### Exercise
Among these records, tally each line with the word "this"; the answer is that number alone.
━━ Extracted information ━━
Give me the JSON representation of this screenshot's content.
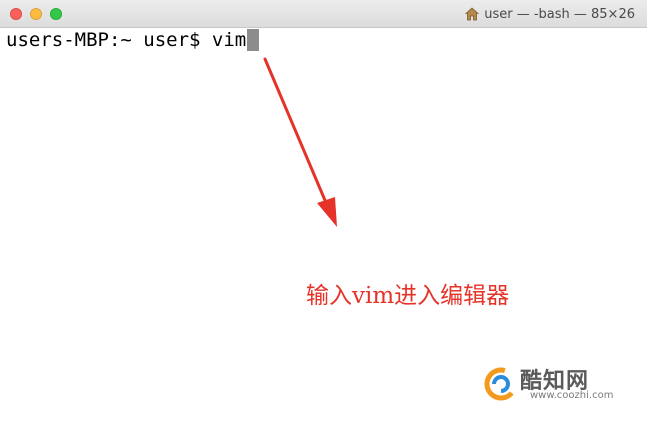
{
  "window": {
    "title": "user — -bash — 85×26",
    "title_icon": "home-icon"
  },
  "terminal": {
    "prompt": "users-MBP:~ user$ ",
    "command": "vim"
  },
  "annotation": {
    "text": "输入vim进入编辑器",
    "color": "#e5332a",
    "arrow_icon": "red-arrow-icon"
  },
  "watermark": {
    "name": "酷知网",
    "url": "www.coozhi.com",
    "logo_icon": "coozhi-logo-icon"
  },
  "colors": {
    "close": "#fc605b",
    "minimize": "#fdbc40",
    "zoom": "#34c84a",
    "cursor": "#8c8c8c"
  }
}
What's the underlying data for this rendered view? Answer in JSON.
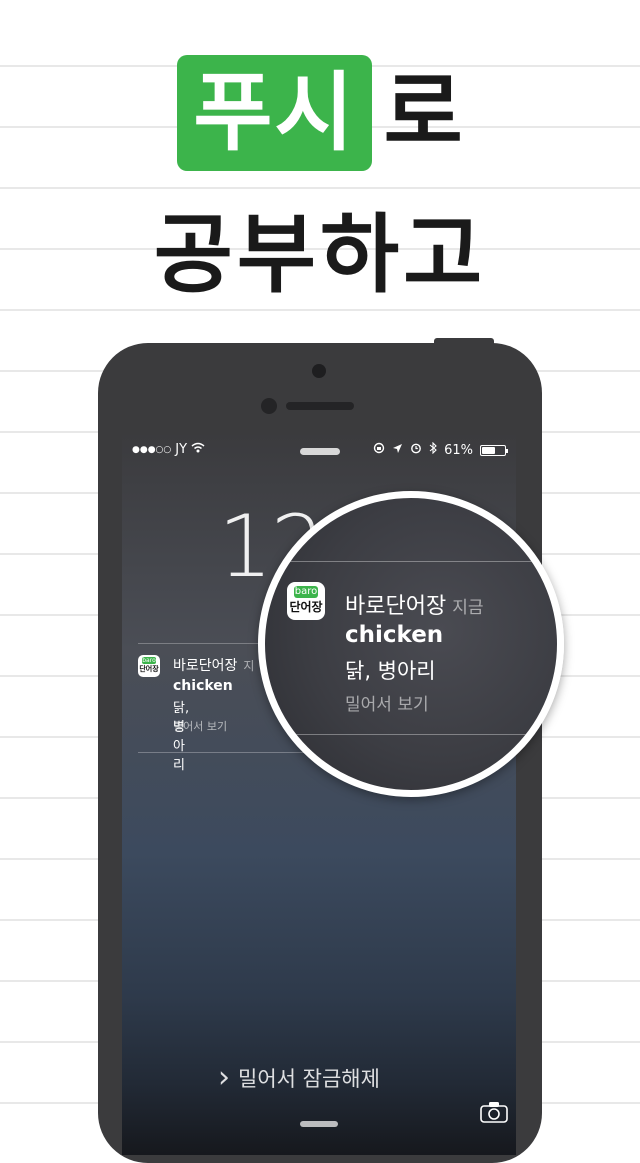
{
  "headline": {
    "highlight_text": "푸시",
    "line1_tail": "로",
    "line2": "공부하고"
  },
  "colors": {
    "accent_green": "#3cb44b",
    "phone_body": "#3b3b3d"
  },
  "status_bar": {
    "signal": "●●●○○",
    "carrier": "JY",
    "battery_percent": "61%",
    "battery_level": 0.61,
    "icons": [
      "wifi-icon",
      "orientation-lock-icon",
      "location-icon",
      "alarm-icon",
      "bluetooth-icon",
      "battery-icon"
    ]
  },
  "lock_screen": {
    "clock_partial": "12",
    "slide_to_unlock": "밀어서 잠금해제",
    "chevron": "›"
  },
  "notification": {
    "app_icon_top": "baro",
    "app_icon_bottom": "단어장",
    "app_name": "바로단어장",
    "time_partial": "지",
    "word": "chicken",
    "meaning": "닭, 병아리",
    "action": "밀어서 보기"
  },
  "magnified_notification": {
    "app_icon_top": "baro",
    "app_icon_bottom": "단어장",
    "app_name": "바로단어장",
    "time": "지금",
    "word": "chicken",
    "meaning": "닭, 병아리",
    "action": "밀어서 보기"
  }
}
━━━
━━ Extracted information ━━
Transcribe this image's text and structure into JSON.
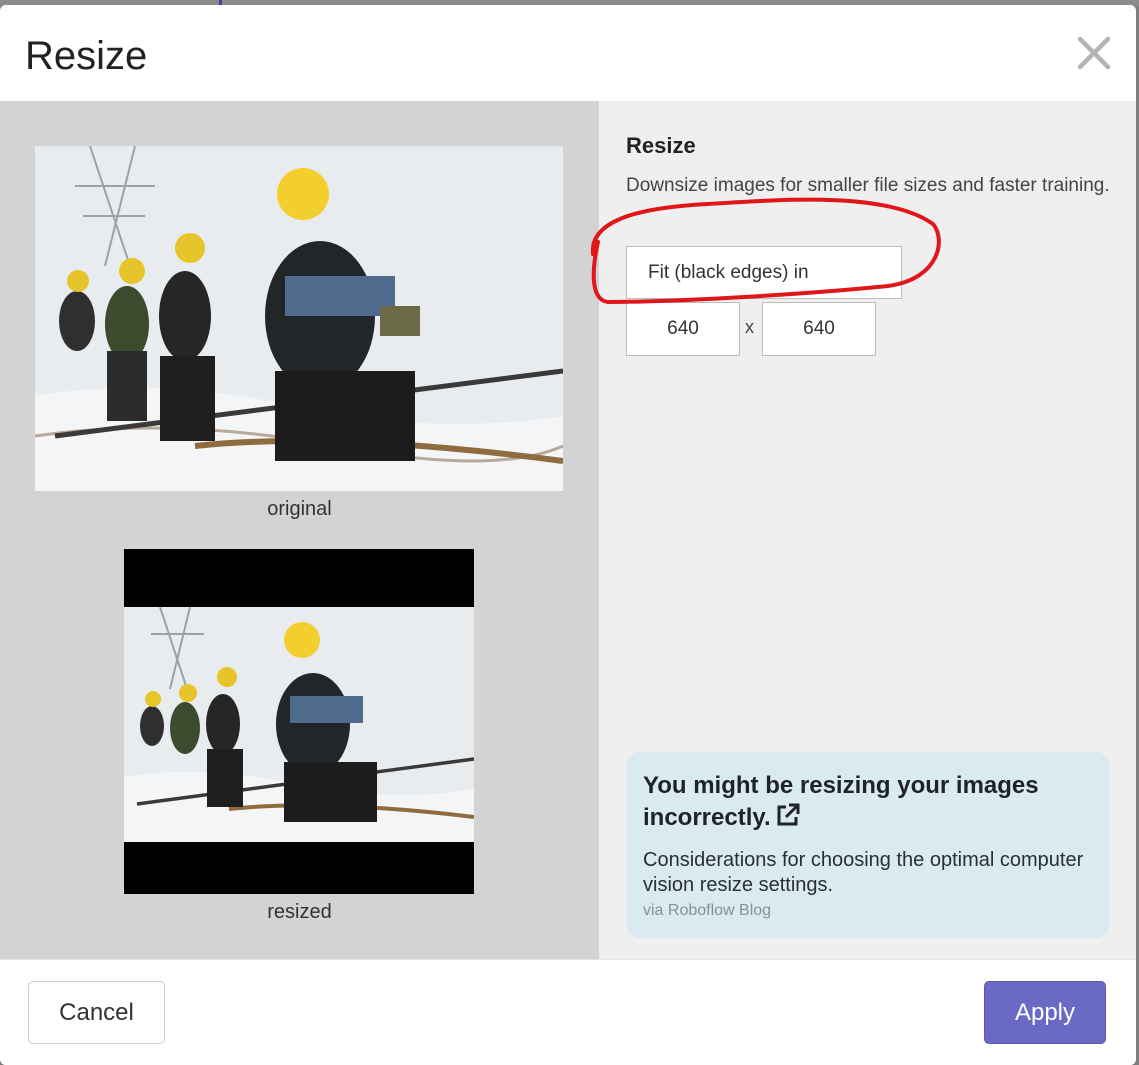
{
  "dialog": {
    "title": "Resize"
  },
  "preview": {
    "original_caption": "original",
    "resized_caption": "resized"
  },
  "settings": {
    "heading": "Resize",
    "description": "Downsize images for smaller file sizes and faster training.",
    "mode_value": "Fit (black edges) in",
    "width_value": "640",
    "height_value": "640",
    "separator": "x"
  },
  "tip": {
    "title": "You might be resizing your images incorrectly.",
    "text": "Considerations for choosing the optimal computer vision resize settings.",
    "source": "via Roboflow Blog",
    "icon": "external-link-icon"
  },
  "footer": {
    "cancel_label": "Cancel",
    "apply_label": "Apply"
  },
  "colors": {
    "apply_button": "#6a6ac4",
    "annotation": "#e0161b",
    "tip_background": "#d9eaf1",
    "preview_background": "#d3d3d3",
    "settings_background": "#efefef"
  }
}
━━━
### Answer to the problem
3